  • Could you use self-compassion while going through a difficult time?
    You might be faced with a hard transition or loss, have struggles with family or a relationship, or be in the storm of big emotions. Maybe you could use extra love and compassion toward yourself as you do the best you can during a difficult few weeks. Forgive yourself, go slowly, take off any masks, cut yourself a break from doing or being at your normal level. Offer yourself compassionate, caring words like you would tell a friend going through the same.

Setting Boundaries to Meet Needs

Could a well-placed boundary help you get what you need?

  • Does your deep self show signs of boundary breaches or lack of boundaries? Signs like: tired of doing for others; over-committed; emotionally spent from someone else’s lack of boundaries; feeling walked on; etc?
    Look for where you’re reacting Yes instead of pausing to say Let Me Consider It, or No. Ask yourself what is steering your replies: people-pleasing, guilt, trying to prove something, perfectionism? There are many reasons why you might meet others’ needs over your own. Consider yourself first in any equation of doing or promising; only you know how a task or an ask fits for you. Be honest.
  • Are your boundary breaches from experiencing racism, oppression, or marginalization?
    Consider recent situations and triggers to help determine where in particular could use boundarying this week if possible: It’s OK to take breaks from the news or politics– during some periods, it’s crucial for survival. If people or systems at your work are confounding the inundation or microaggressions, maybe it’s time to seek understanding support from friends or community? Consider if it’s possible to make or break plans depending on whom you have the energy for the next couple days.
  • Do you need to make a bigger, louder, or reinforced boundary with an unhealthy family member or other close person?
    If there is a clear unhealthy relationship that could use a boundary refresher, hone in about what your true needs are around communication, behaviors, requests, or breaches from that person. Remember that sometimes boundary-breachers need to hear the boundary louder or more directly than how you’d talk to someone else. Get support from healthy others if useful to craft wording or your approach. And of course professional help in therapy is always a good option here. Safely stand by your needs and keep in mind those healthy chosen people in your life who can support you before or after reinforcing your boundaries.

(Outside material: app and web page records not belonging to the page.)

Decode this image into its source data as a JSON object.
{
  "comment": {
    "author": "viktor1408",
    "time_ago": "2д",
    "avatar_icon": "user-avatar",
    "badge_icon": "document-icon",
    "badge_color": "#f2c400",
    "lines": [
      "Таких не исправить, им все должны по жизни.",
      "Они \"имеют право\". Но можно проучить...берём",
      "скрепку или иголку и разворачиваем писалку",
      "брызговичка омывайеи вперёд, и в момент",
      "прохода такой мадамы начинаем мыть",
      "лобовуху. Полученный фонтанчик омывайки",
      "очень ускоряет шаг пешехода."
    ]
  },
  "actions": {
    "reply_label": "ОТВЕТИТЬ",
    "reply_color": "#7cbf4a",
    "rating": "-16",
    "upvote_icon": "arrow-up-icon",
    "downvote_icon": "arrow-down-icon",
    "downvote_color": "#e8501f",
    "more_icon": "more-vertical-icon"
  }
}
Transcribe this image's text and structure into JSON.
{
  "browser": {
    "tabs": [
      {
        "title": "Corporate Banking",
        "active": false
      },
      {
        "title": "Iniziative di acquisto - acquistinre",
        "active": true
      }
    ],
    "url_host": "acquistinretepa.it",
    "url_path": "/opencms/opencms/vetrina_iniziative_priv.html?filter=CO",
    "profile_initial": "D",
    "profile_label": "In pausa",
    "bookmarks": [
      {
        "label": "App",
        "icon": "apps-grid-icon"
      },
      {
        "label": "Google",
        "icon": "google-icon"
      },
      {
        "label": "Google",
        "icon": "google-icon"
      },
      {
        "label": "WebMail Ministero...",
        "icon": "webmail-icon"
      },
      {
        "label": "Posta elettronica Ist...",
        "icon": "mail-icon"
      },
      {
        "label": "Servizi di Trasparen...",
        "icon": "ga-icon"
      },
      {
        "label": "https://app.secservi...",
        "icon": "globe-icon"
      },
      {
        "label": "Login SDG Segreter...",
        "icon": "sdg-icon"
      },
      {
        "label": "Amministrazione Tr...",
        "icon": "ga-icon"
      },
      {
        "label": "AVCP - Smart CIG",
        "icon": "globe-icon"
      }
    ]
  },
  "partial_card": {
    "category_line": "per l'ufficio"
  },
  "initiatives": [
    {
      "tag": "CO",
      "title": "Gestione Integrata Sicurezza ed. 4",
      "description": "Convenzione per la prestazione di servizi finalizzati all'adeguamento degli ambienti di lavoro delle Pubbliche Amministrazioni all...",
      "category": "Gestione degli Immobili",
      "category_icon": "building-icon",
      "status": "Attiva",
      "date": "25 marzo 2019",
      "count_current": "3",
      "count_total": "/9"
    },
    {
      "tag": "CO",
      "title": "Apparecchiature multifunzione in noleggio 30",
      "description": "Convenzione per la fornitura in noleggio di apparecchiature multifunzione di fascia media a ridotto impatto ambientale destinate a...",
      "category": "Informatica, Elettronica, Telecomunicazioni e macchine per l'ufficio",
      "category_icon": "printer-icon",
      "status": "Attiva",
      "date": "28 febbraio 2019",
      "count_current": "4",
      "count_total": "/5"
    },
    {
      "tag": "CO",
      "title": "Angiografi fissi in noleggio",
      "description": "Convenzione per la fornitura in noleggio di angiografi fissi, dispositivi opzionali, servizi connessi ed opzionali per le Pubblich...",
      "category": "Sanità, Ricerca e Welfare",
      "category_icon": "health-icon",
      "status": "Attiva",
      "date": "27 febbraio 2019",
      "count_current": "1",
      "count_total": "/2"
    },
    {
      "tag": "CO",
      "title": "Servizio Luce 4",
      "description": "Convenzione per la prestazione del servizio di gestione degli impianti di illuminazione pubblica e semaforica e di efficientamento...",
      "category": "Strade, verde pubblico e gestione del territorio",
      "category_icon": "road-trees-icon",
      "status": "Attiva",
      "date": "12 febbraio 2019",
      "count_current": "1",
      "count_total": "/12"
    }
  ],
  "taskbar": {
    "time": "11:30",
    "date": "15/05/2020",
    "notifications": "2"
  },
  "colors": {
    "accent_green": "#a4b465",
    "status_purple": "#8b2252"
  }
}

Want more like this from Brittany Bouffard, LCSW? Get the once-monthly email about topics like this sent directly to you!

And visit www.BrittanyBouffard.com for more information on therapy services in Denver, Colorado.